R: In the year ahead, although Bryan Herta Autosport is a one-car team, are you expecting to be sharing information with HVM and Dreyer & Reinbold Racing?
AT: Well, that's what we're doing at the moment. I have a very good relationship with Oriol anyway, and when he came to Indianapolis, he stayed at my place. And when I was testing the car, I was working not only with my engineer Todd Malloy but also the engineers from HVM and D&R. The shock guys are working together. But when we debrief, we're all together, and we share all information. I think it's quite nice from that aspect. It seems like something that will definitely help the progress of Lotus-Judd. We're a little bit behind in actually getting the engine on track – Chevy and Honda have been running quite a few weeks longer, so they know their challenges and so the evolution and developments are that much further ahead. I'd say it was crucial that Bryan's team, Dreyer & Reinbold and HVM all work together to catch up, at least until the first race. Certainly Oriol and I are pushing hard to continue to work as one team.
R: Let's talk about the car itself.
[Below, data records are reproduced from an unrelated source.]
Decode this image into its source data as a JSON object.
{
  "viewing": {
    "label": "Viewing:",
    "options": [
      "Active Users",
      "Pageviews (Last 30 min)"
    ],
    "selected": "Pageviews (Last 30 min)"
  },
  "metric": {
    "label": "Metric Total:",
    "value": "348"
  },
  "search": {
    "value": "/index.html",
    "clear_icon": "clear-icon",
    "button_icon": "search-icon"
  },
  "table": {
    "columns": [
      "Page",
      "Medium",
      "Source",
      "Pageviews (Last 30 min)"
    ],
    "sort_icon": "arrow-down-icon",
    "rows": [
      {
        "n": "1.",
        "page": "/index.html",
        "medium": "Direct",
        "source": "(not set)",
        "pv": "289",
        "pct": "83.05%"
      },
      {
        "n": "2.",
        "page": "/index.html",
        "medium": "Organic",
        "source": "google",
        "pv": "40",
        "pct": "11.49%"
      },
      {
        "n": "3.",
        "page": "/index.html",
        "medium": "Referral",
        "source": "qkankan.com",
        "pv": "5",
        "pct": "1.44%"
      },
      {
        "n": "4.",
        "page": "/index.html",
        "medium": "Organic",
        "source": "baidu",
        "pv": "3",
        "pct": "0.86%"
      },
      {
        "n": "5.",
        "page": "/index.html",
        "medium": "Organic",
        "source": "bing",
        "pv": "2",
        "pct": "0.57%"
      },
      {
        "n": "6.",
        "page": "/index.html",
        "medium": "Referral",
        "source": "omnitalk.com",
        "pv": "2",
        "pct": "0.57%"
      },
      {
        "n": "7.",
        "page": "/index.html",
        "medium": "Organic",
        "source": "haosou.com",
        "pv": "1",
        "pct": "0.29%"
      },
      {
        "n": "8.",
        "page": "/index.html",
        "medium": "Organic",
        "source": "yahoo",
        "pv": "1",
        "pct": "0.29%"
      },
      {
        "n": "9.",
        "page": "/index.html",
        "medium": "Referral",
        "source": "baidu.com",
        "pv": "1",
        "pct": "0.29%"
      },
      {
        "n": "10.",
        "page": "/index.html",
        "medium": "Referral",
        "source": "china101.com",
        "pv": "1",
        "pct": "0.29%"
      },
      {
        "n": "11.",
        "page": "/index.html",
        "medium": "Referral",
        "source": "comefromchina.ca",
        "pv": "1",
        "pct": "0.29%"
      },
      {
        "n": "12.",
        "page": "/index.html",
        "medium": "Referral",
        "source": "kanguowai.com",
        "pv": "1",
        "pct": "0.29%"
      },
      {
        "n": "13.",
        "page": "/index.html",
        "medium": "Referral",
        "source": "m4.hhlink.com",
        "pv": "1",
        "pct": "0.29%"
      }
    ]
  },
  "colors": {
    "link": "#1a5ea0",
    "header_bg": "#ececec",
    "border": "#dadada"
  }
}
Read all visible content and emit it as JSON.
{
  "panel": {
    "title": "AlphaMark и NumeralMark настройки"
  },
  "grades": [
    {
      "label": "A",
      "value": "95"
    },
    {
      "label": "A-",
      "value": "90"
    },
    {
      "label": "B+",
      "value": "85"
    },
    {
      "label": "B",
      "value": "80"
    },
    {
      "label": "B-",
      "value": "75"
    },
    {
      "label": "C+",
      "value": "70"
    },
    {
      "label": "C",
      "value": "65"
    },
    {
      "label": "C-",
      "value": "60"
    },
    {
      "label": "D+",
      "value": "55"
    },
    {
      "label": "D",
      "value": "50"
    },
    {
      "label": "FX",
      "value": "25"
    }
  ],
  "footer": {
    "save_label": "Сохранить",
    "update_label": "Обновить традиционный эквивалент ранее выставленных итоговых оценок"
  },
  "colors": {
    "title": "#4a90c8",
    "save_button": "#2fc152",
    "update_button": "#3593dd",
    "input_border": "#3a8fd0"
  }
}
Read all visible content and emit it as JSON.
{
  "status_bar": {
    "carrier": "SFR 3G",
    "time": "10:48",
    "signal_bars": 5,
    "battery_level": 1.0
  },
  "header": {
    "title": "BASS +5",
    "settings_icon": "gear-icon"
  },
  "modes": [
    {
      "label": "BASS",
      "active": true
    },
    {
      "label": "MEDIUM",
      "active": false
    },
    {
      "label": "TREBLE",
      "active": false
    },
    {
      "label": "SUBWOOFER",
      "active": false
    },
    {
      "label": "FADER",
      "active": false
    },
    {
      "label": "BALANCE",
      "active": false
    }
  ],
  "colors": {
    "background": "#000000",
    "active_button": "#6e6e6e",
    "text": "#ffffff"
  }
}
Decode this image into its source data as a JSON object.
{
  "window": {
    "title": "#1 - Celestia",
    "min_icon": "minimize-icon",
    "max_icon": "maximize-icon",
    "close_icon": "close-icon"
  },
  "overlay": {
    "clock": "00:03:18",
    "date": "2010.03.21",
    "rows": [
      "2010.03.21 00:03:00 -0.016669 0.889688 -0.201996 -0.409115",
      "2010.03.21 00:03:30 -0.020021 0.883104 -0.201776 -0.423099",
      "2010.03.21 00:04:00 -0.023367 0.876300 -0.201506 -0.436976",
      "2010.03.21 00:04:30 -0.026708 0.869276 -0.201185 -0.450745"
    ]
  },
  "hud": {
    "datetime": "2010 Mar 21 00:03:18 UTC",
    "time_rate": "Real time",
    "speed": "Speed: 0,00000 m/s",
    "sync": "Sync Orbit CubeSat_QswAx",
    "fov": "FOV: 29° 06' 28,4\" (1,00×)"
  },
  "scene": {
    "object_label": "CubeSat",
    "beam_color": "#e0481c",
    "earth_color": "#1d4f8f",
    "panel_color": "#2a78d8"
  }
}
There have been some mixed messages regarding how it handles. How hard did you feel able to push to the limit at Homestead, or were you just engine-focused?
AT: On a road and street course, I don't think the car is going to be too evil. It's drivable, it has a lot of potential and there's probably 50 percent more performance to get out of it just from understanding what it needs and working around this whole new philosophy of weight distribution. When we have it dialed in and have the engines running to their full potential, and Firestone bring the same tires as last year, I'm sure it will outperform the old car.
On the ovals…it's another situation. The drag factor needs to be resolved and the mechanical stability, too. I was testing on the Homestead road course, but even there, what you notice is how light it seems on the front end, yet the car also has a tendency to rotate mechanically because of the weight distribution. You don't feel the front end too well because it is light, and you think you don't have a lot of front-end grip, but then the car still rotates quite well because of all that weight at the rear.
On an oval, normally you want the car mechanically understeering and then you add aero to turn it and put some feel back into the hands of the driver and so the car is mechanically stuck down. But this new car feels free because it has a lot of weight to the rear. You turn in, the steering is so light that it feels like you've got no front grip and still the car over-rotates! Now imagine that on an oval: going into Turn 1 at Indy, you feel the front end is light, but you don't want extra front wing because you know that on the exit, that will make the rear end over-rotate even more. But you don't want rear downforce because that will make the initial turn-in understeer feel even worse. It's a very weird setup at the moment.
R: On the positive side, does that mean – almost by accident – that the series has eliminated pack racing at high-banked ovals? This strange handling characteristic is going to emphasize who are the properly skilled drivers, surely?
AT: Ha! Yeah, I suppose if the car's difficult to drive on the oval, it will mean the good drivers are separated from the not-so-good and so we won't get those packs of cars. But there's a question about how close we can run at all. Aerodynamically, some of the cars last year were so good that you could run side by side, and not lose much downforce. Maybe now, as soon as you pull alongside another car, you could lose so much aero that you have to drop back. It could be like the Handford device, where you had to stay in line otherwise everyone freight-trains past you. I'm just speculating here, of course, because I haven't yet tried the oval aero package to give a real judgment.
R: Back to the road/street course setup, then. You were saying on Twitter about how impressed you were with the carbon brakes…
AT: Yeah, amazing! Just amazing. That is some freakin' braking power, I'm telling you!
R: But do you think that may hurt the racing, because of how much shorter the braking distance will be?
AT: Hmm, well, that's a point I brought up with the guys. But brakes work in correlation with grip, so if you have a ton of grip and you improve the braking power, then you can use that and brake deeper. If the car doesn't have a great deal of grip, or doesn't react well, then you can brake as deep as you want but the stopping power won't be usable – you'll just lock up and go straight on.
And, obviously, it's not all down to the car: when I say “grip” I don't just mean setup grip in the car. I mean track surface, too. I think at Mid-Ohio, for example, we're going to be braking a lot later than we were – we'll be able to exploit the extra power of the carbon brakes. But at street courses like St. Pete, Long Beach, Toronto and so on, you'll see a lot more lock-ups and mistakes in bumpy braking zones or over concrete patches, especially when drivers are fighting.
So, as well as being a whole new intriguing era of IndyCar from the engineering point of view, I think it could also be a more exciting era of racing for us. I really hope so. And I think Bryan Herta Autosport and Lotus have a strong chance of fighting at the front. For all the teams there are many questions that need answering and there's a lot of work still to come between now and St. Pete. But it's good work. It's work we love. It's what we do this for, you know?